By midday in Asia on Friday, the US Dollar Index – a measure of the dollar’s performance against a basket of currencies – had fallen to a level not seen since late 2014, at 88.25.
Also now at 2014 levels is EUR/USD, which breached 1.255 during Tokyo’s afternoon session. For the pair, a significant technical level that might provide resistance in the coming days, should the rally continue, sits just shy of 1.26 (1.2598); that being the 0.618 Fibonacci retracement of the pair’s 2014-2016 decline.
USD/JPY, which this week crashed through major technical support between 107.5 and 108, was down nearly 3% on the week at one stage on Friday, threatening 105.5. When last seen, some mild dollar buying had pushed the pair back above 106, but that offered little consolation to holders of dollars given that rates in and around 106 haven’t been seen since late 2016.
Yen strength appears not to be a matter of reduced risk appetite, with evidence for this coming from the Australian dollar and a number of riskier emerging market currencies. Like other majors, the Aussie has made the most of the US dollar’s current malaise, climbing into the high 0.79s against the greenback on Friday – more than 2% higher than last week’s closing rate of 0.7812 – but investors were also preferring the higher-yielding Australian currency to the relative safety of the euro, yen and Swiss franc.
One explanation for recent interest rates-dollar decoupling came on Thursday from Crédit Agricole’s Manuel Oliveri. In a note to clients the analyst suggested that investors were now playing a long-term game.

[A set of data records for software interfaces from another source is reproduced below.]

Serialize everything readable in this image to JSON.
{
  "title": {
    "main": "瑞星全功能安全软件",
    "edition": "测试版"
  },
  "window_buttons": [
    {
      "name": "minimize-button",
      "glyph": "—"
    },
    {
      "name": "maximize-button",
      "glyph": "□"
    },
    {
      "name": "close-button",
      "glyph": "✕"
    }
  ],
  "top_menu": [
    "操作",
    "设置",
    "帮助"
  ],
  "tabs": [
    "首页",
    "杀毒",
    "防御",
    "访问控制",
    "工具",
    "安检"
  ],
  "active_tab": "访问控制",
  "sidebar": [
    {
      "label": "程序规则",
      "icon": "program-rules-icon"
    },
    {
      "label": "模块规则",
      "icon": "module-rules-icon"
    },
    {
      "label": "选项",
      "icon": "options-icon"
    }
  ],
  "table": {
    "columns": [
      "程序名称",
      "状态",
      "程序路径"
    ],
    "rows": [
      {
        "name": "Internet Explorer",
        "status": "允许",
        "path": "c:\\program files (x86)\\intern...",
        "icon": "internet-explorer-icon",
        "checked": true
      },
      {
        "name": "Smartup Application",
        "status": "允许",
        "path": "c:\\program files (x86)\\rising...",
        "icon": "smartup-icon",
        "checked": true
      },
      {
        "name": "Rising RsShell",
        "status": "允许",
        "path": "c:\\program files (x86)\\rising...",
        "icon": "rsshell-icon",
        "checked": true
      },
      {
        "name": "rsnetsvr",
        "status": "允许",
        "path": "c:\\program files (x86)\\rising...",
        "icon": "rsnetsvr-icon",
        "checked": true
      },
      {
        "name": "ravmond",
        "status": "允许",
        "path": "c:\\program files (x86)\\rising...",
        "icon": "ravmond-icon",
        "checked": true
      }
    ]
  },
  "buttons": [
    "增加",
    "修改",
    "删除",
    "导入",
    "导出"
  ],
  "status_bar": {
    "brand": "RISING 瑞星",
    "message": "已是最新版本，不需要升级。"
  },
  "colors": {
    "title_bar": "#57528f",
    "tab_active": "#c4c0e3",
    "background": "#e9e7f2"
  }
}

“From a longer-term perspective, markets remain uninspired by US economic prospects. Effectively markets continue trading the end of the US economic cycle where any near-term acceleration in inflation may trigger more Fed tightening but will also bring forward the next downturn.”
A further reason for the dollar’s plight was offered by Ilya Gofshteyn, an analyst at Standard Chartered Bank. Speaking to the Wall Street Journal, Gofshteyn said that both the US trade deficit, which in 2017 reached a nine-year high; and the US fiscal deficit, which is expected to increase markedly on the back of President Trump’s tax cuts; were looking “pretty nasty” and were “pulling in the other direction against the dollar.”
The US’ twin deficits made it “more difficult for some investors to stay in the [dollar],” wrote the Wall Street Journal’s Daniel Kruger.
Looking ahead, not much will be changing in the medium-term according to the team at ING. In a report released on Thursday, the Dutch bank had this to say about the dollar’s prospects:
“For the US dollar to re-couple with rising US bond yields…we’d need to see a return in confidence over the medium-term US economic outlook. In effect, this requires a positive reassessment of the extent and duration of this US economic cycle; inflation numbers do not provide this.”
“Broadly, we’re scratching our heads to find any new positive US demand or supply shocks that could change the landscape for an economy in the tenth year of its expansion cycle. Without this, it’s easy to see the weak-dollar story persisting.”
Although early in the year, ING will be happy with what they’ve seen from the dollar so far in 2018. Entering the year, the bank was among the most bearish on the US currency, with year-end forecasts for EUR/USD and GBP/USD of 1.3 and 1.5 respectively – rates that are 15% higher than 2017 averages.